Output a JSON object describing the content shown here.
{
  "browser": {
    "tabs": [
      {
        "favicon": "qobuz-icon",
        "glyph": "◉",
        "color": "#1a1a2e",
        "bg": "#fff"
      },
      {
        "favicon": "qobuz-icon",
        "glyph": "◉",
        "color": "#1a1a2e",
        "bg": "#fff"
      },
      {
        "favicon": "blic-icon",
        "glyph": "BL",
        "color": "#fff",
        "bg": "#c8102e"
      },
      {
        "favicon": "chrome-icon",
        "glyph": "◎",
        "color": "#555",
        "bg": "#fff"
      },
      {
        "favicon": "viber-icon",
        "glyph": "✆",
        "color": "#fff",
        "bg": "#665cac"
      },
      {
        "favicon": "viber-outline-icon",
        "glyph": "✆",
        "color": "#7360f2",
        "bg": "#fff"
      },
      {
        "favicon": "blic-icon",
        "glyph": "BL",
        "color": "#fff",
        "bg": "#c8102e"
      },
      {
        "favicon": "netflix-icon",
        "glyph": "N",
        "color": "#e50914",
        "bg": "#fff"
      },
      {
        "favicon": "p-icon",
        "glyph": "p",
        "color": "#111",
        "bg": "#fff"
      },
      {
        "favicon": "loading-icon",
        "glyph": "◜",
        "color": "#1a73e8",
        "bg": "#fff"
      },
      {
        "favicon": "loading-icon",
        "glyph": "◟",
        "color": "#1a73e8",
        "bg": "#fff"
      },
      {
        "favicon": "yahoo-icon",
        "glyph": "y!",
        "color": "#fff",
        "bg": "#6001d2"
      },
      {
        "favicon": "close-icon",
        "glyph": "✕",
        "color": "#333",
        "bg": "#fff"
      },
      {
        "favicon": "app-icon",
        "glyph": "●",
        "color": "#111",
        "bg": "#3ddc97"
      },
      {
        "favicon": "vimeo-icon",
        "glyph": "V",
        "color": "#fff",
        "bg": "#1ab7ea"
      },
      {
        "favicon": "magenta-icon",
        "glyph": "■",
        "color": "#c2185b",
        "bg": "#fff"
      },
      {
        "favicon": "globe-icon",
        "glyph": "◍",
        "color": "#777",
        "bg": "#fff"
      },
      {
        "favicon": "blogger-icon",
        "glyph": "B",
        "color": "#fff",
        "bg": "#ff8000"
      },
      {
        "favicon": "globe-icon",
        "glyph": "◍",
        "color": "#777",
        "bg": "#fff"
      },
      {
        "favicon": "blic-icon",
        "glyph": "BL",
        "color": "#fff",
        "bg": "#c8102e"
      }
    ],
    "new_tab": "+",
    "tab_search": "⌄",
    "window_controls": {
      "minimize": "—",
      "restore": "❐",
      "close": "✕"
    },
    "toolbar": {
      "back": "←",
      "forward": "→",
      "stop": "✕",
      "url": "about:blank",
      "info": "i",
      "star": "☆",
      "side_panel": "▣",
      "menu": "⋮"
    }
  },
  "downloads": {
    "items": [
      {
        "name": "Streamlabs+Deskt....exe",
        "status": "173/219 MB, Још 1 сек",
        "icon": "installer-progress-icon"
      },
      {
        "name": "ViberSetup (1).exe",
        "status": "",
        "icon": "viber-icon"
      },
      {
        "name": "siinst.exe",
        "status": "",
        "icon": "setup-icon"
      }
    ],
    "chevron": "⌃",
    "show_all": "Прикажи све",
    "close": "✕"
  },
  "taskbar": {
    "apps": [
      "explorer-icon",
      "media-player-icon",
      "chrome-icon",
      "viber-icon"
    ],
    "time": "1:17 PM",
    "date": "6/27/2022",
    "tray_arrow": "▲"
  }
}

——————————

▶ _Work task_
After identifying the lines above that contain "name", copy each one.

▶ _Reply_
        "name": "Streamlabs+Deskt....exe",
        "name": "ViberSetup (1).exe",
        "name": "siinst.exe",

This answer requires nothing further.